Records to process below:
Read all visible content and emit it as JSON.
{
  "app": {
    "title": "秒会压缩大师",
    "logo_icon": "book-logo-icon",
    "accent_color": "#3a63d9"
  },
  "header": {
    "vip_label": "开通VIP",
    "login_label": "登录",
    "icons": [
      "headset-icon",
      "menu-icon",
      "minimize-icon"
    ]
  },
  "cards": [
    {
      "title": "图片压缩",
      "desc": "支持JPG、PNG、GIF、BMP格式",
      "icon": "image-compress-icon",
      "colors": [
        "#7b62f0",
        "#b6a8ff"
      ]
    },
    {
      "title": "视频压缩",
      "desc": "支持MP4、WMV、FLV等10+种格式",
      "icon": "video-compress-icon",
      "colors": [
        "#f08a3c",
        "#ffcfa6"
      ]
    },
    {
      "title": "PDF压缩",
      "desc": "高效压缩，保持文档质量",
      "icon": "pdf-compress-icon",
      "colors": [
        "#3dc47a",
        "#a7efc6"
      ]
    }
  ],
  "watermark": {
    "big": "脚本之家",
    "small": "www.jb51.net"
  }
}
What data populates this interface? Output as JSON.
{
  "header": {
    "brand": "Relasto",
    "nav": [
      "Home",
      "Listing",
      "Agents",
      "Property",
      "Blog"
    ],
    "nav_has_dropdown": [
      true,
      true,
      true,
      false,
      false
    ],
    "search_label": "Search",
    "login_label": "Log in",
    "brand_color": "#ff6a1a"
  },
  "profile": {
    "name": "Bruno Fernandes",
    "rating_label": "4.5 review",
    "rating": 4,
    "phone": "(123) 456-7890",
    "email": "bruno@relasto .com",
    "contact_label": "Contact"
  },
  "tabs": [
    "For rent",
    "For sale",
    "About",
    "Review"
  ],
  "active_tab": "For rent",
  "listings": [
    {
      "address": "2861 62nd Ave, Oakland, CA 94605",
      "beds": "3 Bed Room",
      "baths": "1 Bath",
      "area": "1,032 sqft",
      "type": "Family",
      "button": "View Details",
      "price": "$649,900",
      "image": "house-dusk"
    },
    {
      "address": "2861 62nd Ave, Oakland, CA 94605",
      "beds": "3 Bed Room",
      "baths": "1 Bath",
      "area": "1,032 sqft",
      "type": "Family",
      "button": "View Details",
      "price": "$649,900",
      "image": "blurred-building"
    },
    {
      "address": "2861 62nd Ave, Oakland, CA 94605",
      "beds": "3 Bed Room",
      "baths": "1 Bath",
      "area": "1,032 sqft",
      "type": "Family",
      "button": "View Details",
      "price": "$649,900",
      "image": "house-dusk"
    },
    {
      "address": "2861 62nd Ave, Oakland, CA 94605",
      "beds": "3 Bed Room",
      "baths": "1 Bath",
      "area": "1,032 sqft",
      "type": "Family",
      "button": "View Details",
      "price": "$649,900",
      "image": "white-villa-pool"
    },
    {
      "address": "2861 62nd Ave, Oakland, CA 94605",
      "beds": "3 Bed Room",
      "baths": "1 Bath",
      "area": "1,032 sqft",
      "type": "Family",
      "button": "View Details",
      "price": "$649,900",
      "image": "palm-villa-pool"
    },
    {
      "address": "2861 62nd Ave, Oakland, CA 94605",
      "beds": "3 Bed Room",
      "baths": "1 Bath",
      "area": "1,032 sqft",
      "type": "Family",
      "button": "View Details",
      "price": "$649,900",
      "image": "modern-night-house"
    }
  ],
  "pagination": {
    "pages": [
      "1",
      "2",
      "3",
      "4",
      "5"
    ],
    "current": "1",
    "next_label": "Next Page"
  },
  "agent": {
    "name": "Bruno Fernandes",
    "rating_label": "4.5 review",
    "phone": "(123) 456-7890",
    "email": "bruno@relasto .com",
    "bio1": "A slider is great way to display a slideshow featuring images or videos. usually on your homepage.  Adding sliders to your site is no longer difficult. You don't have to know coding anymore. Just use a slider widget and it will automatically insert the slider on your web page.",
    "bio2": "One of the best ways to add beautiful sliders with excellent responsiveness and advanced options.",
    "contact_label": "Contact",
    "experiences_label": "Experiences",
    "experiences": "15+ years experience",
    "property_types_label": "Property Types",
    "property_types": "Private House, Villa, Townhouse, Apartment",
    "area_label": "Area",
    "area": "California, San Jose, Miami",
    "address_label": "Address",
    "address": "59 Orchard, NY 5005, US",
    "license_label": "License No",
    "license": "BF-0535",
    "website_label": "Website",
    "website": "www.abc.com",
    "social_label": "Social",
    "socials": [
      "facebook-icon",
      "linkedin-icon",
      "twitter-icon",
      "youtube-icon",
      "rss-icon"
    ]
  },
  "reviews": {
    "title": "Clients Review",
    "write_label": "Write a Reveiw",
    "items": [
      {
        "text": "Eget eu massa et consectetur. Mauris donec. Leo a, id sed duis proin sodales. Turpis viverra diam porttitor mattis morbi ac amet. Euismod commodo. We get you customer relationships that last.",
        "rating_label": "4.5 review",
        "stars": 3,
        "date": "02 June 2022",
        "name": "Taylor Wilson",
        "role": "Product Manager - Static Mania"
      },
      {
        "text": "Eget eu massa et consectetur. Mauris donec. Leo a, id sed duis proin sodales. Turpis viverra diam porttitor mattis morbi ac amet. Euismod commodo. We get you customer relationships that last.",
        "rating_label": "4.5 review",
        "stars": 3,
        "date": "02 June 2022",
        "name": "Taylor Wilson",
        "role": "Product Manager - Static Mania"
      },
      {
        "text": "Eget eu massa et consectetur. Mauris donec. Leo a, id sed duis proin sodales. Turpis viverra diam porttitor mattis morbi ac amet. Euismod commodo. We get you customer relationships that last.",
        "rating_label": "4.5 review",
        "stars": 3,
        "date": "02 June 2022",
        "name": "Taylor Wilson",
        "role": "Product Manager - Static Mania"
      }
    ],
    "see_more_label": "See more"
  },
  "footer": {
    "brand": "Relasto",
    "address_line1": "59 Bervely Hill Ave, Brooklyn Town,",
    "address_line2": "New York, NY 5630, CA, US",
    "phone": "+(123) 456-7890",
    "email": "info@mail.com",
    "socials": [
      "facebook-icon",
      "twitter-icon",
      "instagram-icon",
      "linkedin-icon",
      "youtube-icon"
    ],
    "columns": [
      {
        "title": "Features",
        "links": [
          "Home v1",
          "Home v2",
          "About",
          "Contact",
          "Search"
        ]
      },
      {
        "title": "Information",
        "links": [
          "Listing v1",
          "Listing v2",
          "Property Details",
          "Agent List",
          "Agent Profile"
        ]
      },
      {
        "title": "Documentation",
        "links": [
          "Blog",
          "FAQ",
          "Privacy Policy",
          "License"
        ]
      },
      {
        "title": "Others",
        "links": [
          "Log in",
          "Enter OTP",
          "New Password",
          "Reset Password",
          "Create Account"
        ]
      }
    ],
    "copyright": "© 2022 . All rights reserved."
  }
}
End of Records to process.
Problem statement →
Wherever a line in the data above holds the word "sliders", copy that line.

Answer section →
    "bio1": "A slider is great way to display a slideshow featuring images or videos. usually on your homepage.  Adding sliders to your site is no longer difficult. You don't have to know coding anymore. Just use a slider widget and it will automatically insert the slider on your web page.",
    "bio2": "One of the best ways to add beautiful sliders with excellent responsiveness and advanced options.",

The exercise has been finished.